EXERCISE BRIEF:
Before repeating the entries below, strip out every picture and keep all else as it is.

Dataset entries:
Start of Block
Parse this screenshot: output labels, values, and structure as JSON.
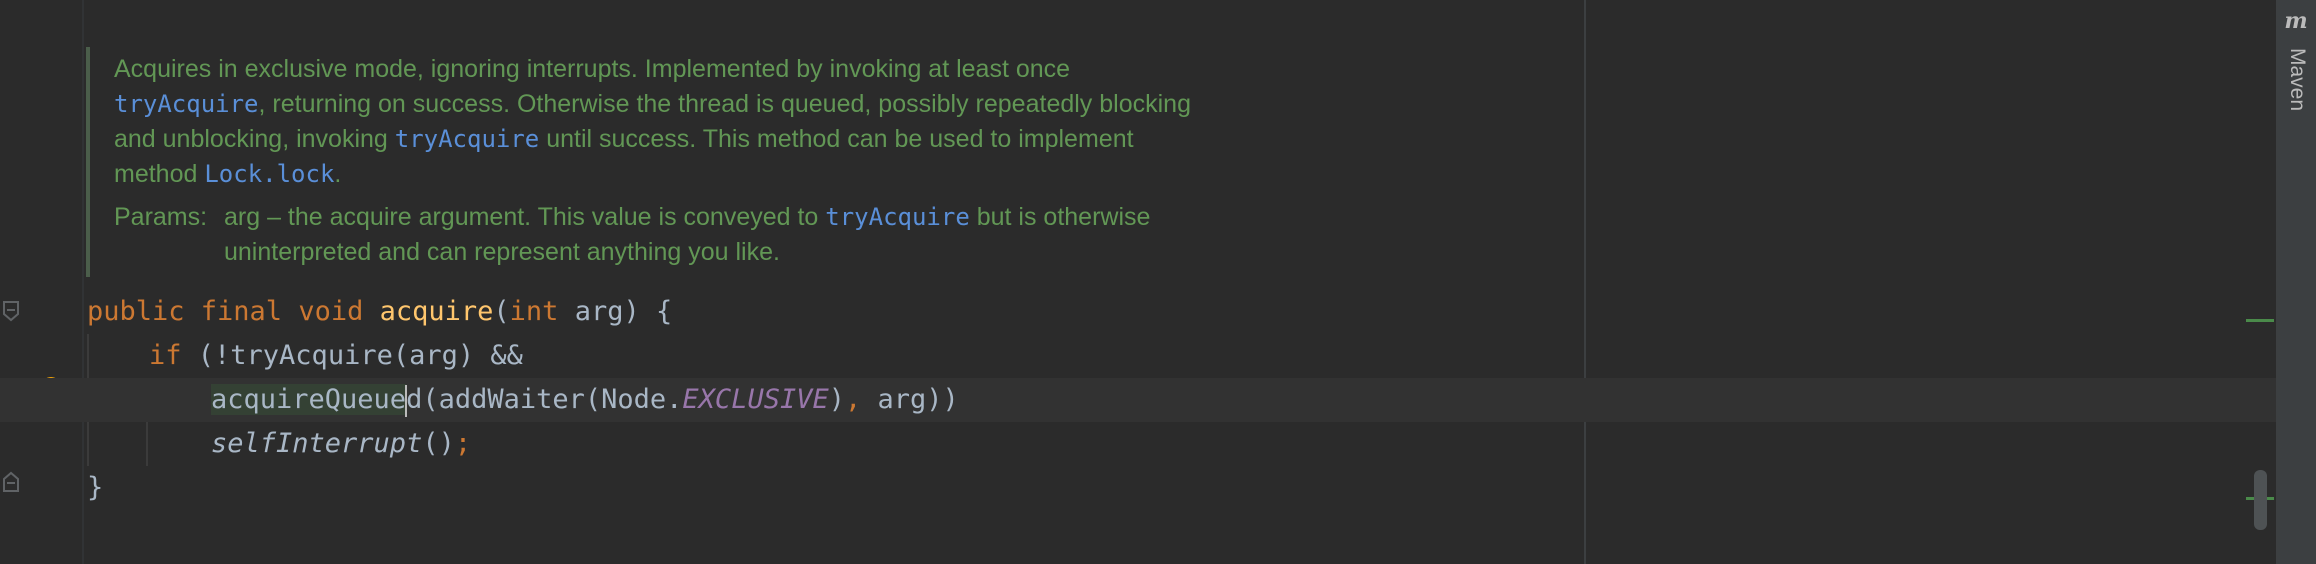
{
  "doc": {
    "line1": "Acquires in exclusive mode, ignoring interrupts. Implemented by invoking at least once",
    "line2_code": "tryAcquire",
    "line2_text": ", returning on success. Otherwise the thread is queued, possibly repeatedly blocking",
    "line3_text": "and unblocking, invoking ",
    "line3_code": "tryAcquire",
    "line3_rest": " until success. This method can be used to implement",
    "line4_text": "method ",
    "line4_code": "Lock.lock",
    "line4_rest": ".",
    "params_label": "Params:",
    "param_text": "arg – the acquire argument. This value is conveyed to ",
    "param_code": "tryAcquire",
    "param_rest": " but is otherwise",
    "param_line2": "uninterpreted and can represent anything you like."
  },
  "code": {
    "l1": {
      "kw": "public final void ",
      "fn": "acquire",
      "p1": "(",
      "kw2": "int",
      "p2": " arg) {"
    },
    "l2": {
      "kw": "if",
      "rest": " (!tryAcquire(arg) &&"
    },
    "l3": {
      "sel": "acquireQueue",
      "after": "d(addWaiter(Node.",
      "cst": "EXCLUSIVE",
      "p1": ")",
      "comma": ",",
      "p2": " arg))"
    },
    "l4": {
      "it": "selfInterrupt",
      "p": "()",
      "semi": ";"
    },
    "l5": "}"
  },
  "right_panel": {
    "logo": "m",
    "label": "Maven"
  }
}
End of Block
TASK ANSWER:
Parse this screenshot: output labels, values, and structure as JSON.
{
  "doc": {
    "line1": "Acquires in exclusive mode, ignoring interrupts. Implemented by invoking at least once",
    "line2_code": "tryAcquire",
    "line2_text": ", returning on success. Otherwise the thread is queued, possibly repeatedly blocking",
    "line3_text": "and unblocking, invoking ",
    "line3_code": "tryAcquire",
    "line3_rest": " until success. This method can be used to implement",
    "line4_text": "method ",
    "line4_code": "Lock.lock",
    "line4_rest": ".",
    "params_label": "Params:",
    "param_text": "arg – the acquire argument. This value is conveyed to ",
    "param_code": "tryAcquire",
    "param_rest": " but is otherwise",
    "param_line2": "uninterpreted and can represent anything you like."
  },
  "code": {
    "l1": {
      "kw": "public final void ",
      "fn": "acquire",
      "p1": "(",
      "kw2": "int",
      "p2": " arg) {"
    },
    "l2": {
      "kw": "if",
      "rest": " (!tryAcquire(arg) &&"
    },
    "l3": {
      "sel": "acquireQueue",
      "after": "d(addWaiter(Node.",
      "cst": "EXCLUSIVE",
      "p1": ")",
      "comma": ",",
      "p2": " arg))"
    },
    "l4": {
      "it": "selfInterrupt",
      "p": "()",
      "semi": ";"
    },
    "l5": "}"
  },
  "right_panel": {
    "logo": "m",
    "label": "Maven"
  }
}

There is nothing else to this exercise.